> AIM OF THE TASK
Skip the images and repeat every entry word for word.

===== DATA EXTRACTS =====

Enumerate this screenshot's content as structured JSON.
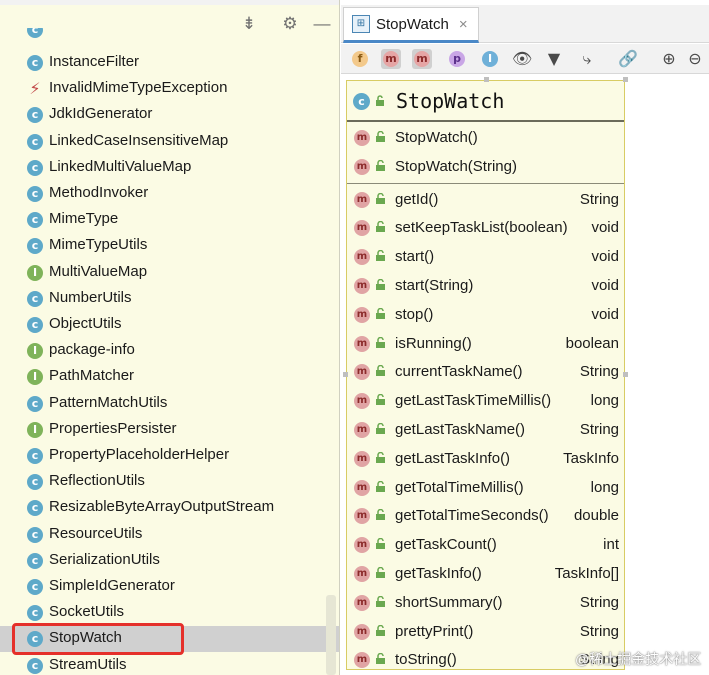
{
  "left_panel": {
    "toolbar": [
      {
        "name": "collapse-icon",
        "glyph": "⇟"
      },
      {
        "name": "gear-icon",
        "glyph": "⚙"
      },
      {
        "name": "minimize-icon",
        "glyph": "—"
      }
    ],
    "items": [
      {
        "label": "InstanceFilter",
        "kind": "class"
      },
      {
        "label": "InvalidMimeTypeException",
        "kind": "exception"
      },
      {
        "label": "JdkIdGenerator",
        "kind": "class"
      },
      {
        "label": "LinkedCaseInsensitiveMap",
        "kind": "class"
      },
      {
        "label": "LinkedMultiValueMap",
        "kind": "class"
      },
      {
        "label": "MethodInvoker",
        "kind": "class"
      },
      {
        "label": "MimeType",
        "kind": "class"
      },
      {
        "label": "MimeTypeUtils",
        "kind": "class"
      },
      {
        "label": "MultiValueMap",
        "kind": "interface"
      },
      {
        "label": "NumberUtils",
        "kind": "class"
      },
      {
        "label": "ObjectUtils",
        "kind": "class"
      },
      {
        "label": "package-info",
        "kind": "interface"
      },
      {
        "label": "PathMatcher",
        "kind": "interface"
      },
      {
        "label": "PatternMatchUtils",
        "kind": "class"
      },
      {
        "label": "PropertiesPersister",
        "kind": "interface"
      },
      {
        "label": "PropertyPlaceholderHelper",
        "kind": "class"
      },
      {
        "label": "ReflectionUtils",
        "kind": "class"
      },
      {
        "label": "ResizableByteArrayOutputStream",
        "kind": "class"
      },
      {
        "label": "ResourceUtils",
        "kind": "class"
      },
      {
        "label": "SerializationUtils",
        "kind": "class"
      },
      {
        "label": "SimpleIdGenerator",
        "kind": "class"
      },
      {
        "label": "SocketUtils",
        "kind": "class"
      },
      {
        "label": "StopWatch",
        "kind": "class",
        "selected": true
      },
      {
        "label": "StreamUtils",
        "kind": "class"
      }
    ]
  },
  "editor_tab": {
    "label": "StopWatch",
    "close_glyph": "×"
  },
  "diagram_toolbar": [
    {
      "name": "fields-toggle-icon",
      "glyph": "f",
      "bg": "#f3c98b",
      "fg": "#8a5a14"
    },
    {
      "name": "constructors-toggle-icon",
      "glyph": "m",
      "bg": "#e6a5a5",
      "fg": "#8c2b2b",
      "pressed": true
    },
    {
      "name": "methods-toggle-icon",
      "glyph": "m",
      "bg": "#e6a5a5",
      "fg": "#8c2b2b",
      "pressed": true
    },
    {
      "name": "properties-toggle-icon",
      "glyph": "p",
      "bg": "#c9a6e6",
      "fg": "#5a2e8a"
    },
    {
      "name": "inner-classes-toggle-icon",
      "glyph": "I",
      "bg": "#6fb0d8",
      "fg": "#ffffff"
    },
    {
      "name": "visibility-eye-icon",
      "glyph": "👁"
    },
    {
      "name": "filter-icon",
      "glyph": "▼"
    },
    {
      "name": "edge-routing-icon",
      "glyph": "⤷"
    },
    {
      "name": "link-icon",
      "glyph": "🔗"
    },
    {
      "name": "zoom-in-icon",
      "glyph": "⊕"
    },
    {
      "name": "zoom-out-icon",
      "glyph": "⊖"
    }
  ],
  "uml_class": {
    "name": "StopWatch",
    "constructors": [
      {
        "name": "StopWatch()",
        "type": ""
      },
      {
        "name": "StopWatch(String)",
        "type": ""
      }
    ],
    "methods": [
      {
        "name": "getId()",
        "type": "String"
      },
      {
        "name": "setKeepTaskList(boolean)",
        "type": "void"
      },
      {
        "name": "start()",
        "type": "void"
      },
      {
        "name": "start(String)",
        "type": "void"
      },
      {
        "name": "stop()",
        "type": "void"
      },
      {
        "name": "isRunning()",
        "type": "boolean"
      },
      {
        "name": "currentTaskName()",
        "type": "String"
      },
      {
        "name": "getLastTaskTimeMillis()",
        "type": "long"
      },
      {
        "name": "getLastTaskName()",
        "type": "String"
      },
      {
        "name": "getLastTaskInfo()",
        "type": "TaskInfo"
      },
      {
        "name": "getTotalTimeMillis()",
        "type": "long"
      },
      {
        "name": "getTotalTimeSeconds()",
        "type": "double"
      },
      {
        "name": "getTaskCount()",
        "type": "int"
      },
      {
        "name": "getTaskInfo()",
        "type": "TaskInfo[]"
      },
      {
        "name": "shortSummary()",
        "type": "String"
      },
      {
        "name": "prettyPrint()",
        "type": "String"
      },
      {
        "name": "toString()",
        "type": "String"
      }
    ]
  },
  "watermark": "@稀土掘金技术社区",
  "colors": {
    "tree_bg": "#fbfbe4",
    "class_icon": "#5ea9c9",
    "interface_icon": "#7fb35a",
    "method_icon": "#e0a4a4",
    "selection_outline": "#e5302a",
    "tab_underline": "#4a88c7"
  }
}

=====

> ANSWER
Enumerate this screenshot's content as structured JSON.
{
  "left_panel": {
    "toolbar": [
      {
        "name": "collapse-icon",
        "glyph": "⇟"
      },
      {
        "name": "gear-icon",
        "glyph": "⚙"
      },
      {
        "name": "minimize-icon",
        "glyph": "—"
      }
    ],
    "items": [
      {
        "label": "InstanceFilter",
        "kind": "class"
      },
      {
        "label": "InvalidMimeTypeException",
        "kind": "exception"
      },
      {
        "label": "JdkIdGenerator",
        "kind": "class"
      },
      {
        "label": "LinkedCaseInsensitiveMap",
        "kind": "class"
      },
      {
        "label": "LinkedMultiValueMap",
        "kind": "class"
      },
      {
        "label": "MethodInvoker",
        "kind": "class"
      },
      {
        "label": "MimeType",
        "kind": "class"
      },
      {
        "label": "MimeTypeUtils",
        "kind": "class"
      },
      {
        "label": "MultiValueMap",
        "kind": "interface"
      },
      {
        "label": "NumberUtils",
        "kind": "class"
      },
      {
        "label": "ObjectUtils",
        "kind": "class"
      },
      {
        "label": "package-info",
        "kind": "interface"
      },
      {
        "label": "PathMatcher",
        "kind": "interface"
      },
      {
        "label": "PatternMatchUtils",
        "kind": "class"
      },
      {
        "label": "PropertiesPersister",
        "kind": "interface"
      },
      {
        "label": "PropertyPlaceholderHelper",
        "kind": "class"
      },
      {
        "label": "ReflectionUtils",
        "kind": "class"
      },
      {
        "label": "ResizableByteArrayOutputStream",
        "kind": "class"
      },
      {
        "label": "ResourceUtils",
        "kind": "class"
      },
      {
        "label": "SerializationUtils",
        "kind": "class"
      },
      {
        "label": "SimpleIdGenerator",
        "kind": "class"
      },
      {
        "label": "SocketUtils",
        "kind": "class"
      },
      {
        "label": "StopWatch",
        "kind": "class",
        "selected": true
      },
      {
        "label": "StreamUtils",
        "kind": "class"
      }
    ]
  },
  "editor_tab": {
    "label": "StopWatch",
    "close_glyph": "×"
  },
  "diagram_toolbar": [
    {
      "name": "fields-toggle-icon",
      "glyph": "f",
      "bg": "#f3c98b",
      "fg": "#8a5a14"
    },
    {
      "name": "constructors-toggle-icon",
      "glyph": "m",
      "bg": "#e6a5a5",
      "fg": "#8c2b2b",
      "pressed": true
    },
    {
      "name": "methods-toggle-icon",
      "glyph": "m",
      "bg": "#e6a5a5",
      "fg": "#8c2b2b",
      "pressed": true
    },
    {
      "name": "properties-toggle-icon",
      "glyph": "p",
      "bg": "#c9a6e6",
      "fg": "#5a2e8a"
    },
    {
      "name": "inner-classes-toggle-icon",
      "glyph": "I",
      "bg": "#6fb0d8",
      "fg": "#ffffff"
    },
    {
      "name": "visibility-eye-icon",
      "glyph": "👁"
    },
    {
      "name": "filter-icon",
      "glyph": "▼"
    },
    {
      "name": "edge-routing-icon",
      "glyph": "⤷"
    },
    {
      "name": "link-icon",
      "glyph": "🔗"
    },
    {
      "name": "zoom-in-icon",
      "glyph": "⊕"
    },
    {
      "name": "zoom-out-icon",
      "glyph": "⊖"
    }
  ],
  "uml_class": {
    "name": "StopWatch",
    "constructors": [
      {
        "name": "StopWatch()",
        "type": ""
      },
      {
        "name": "StopWatch(String)",
        "type": ""
      }
    ],
    "methods": [
      {
        "name": "getId()",
        "type": "String"
      },
      {
        "name": "setKeepTaskList(boolean)",
        "type": "void"
      },
      {
        "name": "start()",
        "type": "void"
      },
      {
        "name": "start(String)",
        "type": "void"
      },
      {
        "name": "stop()",
        "type": "void"
      },
      {
        "name": "isRunning()",
        "type": "boolean"
      },
      {
        "name": "currentTaskName()",
        "type": "String"
      },
      {
        "name": "getLastTaskTimeMillis()",
        "type": "long"
      },
      {
        "name": "getLastTaskName()",
        "type": "String"
      },
      {
        "name": "getLastTaskInfo()",
        "type": "TaskInfo"
      },
      {
        "name": "getTotalTimeMillis()",
        "type": "long"
      },
      {
        "name": "getTotalTimeSeconds()",
        "type": "double"
      },
      {
        "name": "getTaskCount()",
        "type": "int"
      },
      {
        "name": "getTaskInfo()",
        "type": "TaskInfo[]"
      },
      {
        "name": "shortSummary()",
        "type": "String"
      },
      {
        "name": "prettyPrint()",
        "type": "String"
      },
      {
        "name": "toString()",
        "type": "String"
      }
    ]
  },
  "watermark": "@稀土掘金技术社区",
  "colors": {
    "tree_bg": "#fbfbe4",
    "class_icon": "#5ea9c9",
    "interface_icon": "#7fb35a",
    "method_icon": "#e0a4a4",
    "selection_outline": "#e5302a",
    "tab_underline": "#4a88c7"
  }
}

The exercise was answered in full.